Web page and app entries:
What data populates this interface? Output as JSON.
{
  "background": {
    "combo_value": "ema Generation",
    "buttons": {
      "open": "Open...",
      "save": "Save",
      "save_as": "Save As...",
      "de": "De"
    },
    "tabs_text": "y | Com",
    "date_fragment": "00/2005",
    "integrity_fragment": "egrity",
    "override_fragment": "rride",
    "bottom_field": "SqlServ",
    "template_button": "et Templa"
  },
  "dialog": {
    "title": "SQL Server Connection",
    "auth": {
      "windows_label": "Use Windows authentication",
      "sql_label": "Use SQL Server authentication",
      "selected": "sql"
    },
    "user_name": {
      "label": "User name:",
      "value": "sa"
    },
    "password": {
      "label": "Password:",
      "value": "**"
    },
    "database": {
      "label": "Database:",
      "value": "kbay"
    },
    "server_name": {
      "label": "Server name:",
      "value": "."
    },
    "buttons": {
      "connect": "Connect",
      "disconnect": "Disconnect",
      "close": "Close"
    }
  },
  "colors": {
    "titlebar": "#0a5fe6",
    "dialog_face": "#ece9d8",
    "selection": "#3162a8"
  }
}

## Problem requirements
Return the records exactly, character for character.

## Solution to the problem
What data populates this interface? Output as JSON.
{
  "background": {
    "combo_value": "ema Generation",
    "buttons": {
      "open": "Open...",
      "save": "Save",
      "save_as": "Save As...",
      "de": "De"
    },
    "tabs_text": "y | Com",
    "date_fragment": "00/2005",
    "integrity_fragment": "egrity",
    "override_fragment": "rride",
    "bottom_field": "SqlServ",
    "template_button": "et Templa"
  },
  "dialog": {
    "title": "SQL Server Connection",
    "auth": {
      "windows_label": "Use Windows authentication",
      "sql_label": "Use SQL Server authentication",
      "selected": "sql"
    },
    "user_name": {
      "label": "User name:",
      "value": "sa"
    },
    "password": {
      "label": "Password:",
      "value": "**"
    },
    "database": {
      "label": "Database:",
      "value": "kbay"
    },
    "server_name": {
      "label": "Server name:",
      "value": "."
    },
    "buttons": {
      "connect": "Connect",
      "disconnect": "Disconnect",
      "close": "Close"
    }
  },
  "colors": {
    "titlebar": "#0a5fe6",
    "dialog_face": "#ece9d8",
    "selection": "#3162a8"
  }
}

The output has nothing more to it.